What's My Age Again?
Updated: Aug 1, 2019
Aurora did a post this spring about what makes a character in a fiction piece likable. Today I want to talk about developing characters of different ages. Yes, I named this post after a Blink 182 song. Don’t hate.
I often read adult fiction that may feature a child or teenager. Well, yeah, adult books can’t only have adults as characters; that would be ridiculous. The problem is, authors sometimes pick an age for a character but don’t have the character represent that age in a realistic way.
For example, I have read books about teens where every female character in the entire high school has the same interests, the same mannerisms, same opinions, etc. Sorry, but a fourteen-year-old does not act the same as an eighteen-year-old. Their goals have probably changed over the years. They have probably developed their own strong opinions on religion and politics, whereas younger teens are still struggling to find themselves. Teens might mature at different rates, sure, but I don’t know anyone who was the same person at eighteen that they were at fourteen. Also, don’t make all female characters some kind of weird cookie-cutter version of your idea of what a high school girl is like. Most adults have been to high school, so I can’t understand why they have forgotten what it was like there.
Another example is younger children in fiction. I have read a book, no joke, where the protagonist had a child of four who spoke in goo-goo gah-gah gibberish all the time. The child had no learning issues or mental disabilities. The author was trying to pass this off as normal. I have four children. This is not normal four-year-old behavior. I have legitimate discussions with my four-year-old daily where she expresses herself clearly and concisely.
Children of middle school age are sometimes more difficult to write because they are going through a lot of tough changes in a few short years. They are the most diverse when it comes to maturity and thought processes. Some act on impulse, often they never see the bigger picture, and concern over their next bathroom break might be more important than any drama going on. I know this because I have a pre-teen and I write middle grade fiction under a pen name.
If you are writing an age you aren’t familiar with, the best way to be sure you represent it correctly is to hang out with people of that age group. Sit near some teenage girls in a coffee shop. Watch kids interact at a playground. (Without coming off as a creepy stalker, please.) Never make assumptions about age groups. All old people don’t like to sit and reminisce of the past for hours. All babies don’t learn to walk before they are one. All teens aren’t constantly on their phones. Research.
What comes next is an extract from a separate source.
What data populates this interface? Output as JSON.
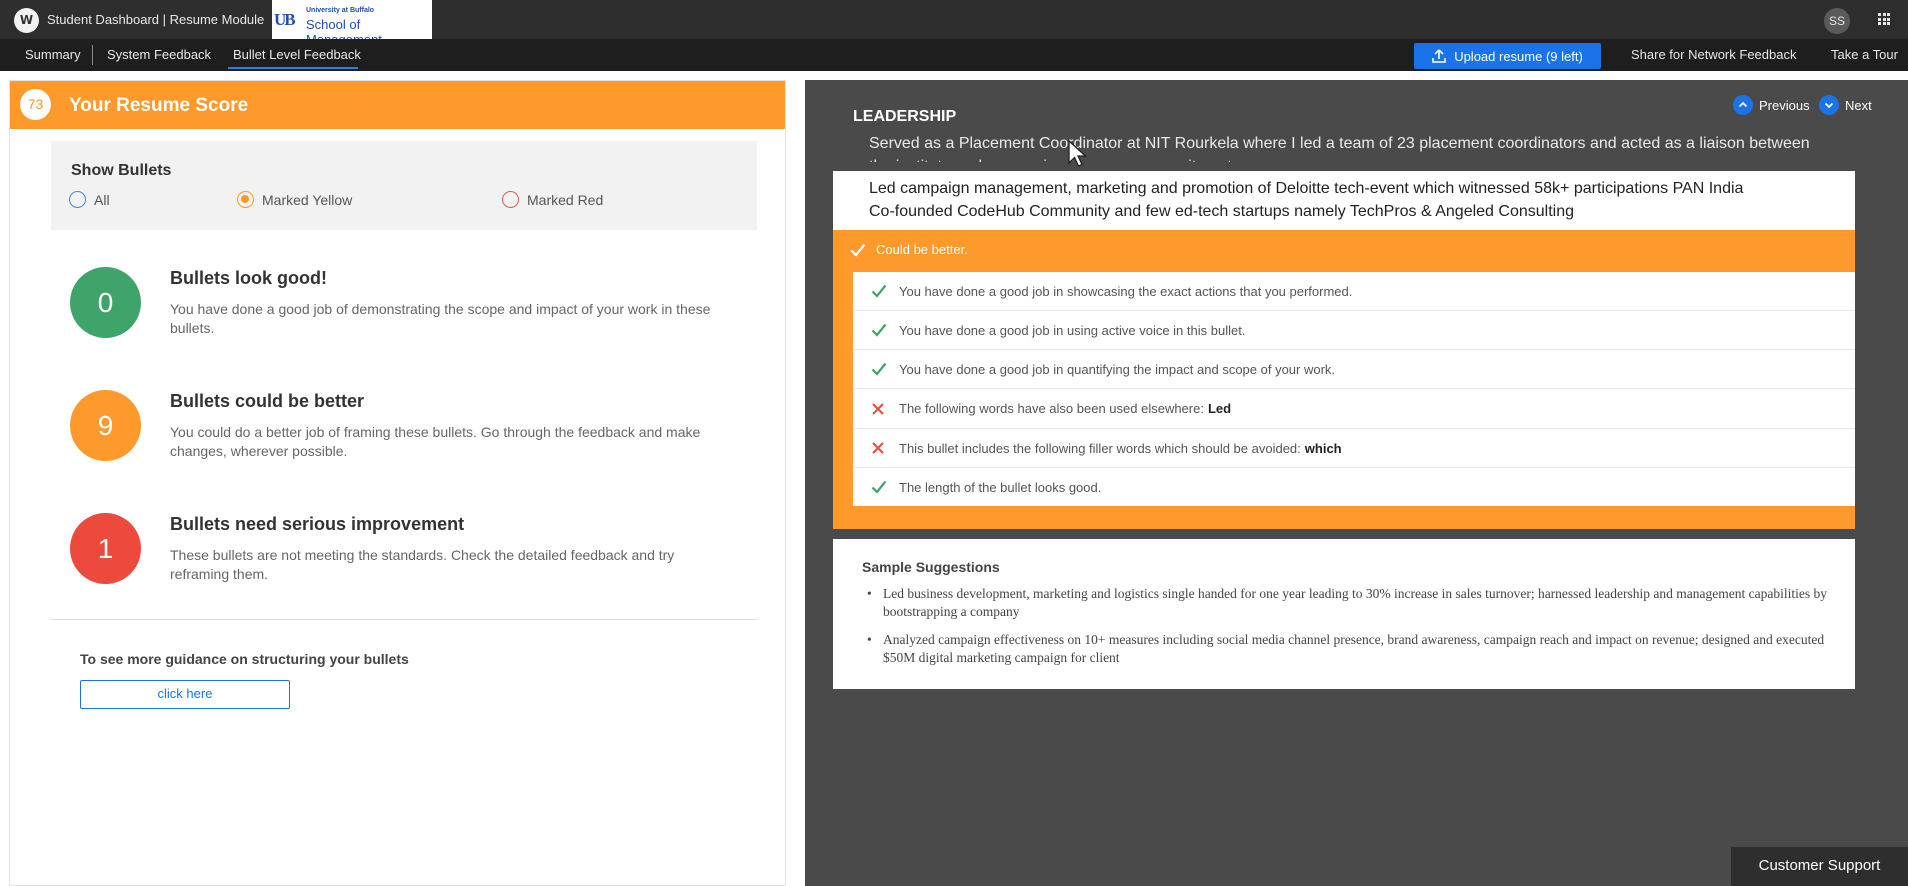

Use Google if you have to. Even better, show us details about your character that would explain why they are the way they are. If your teen has the maturity level of someone in their twenties, show us why.
Now I want to go listen to some Blink 182.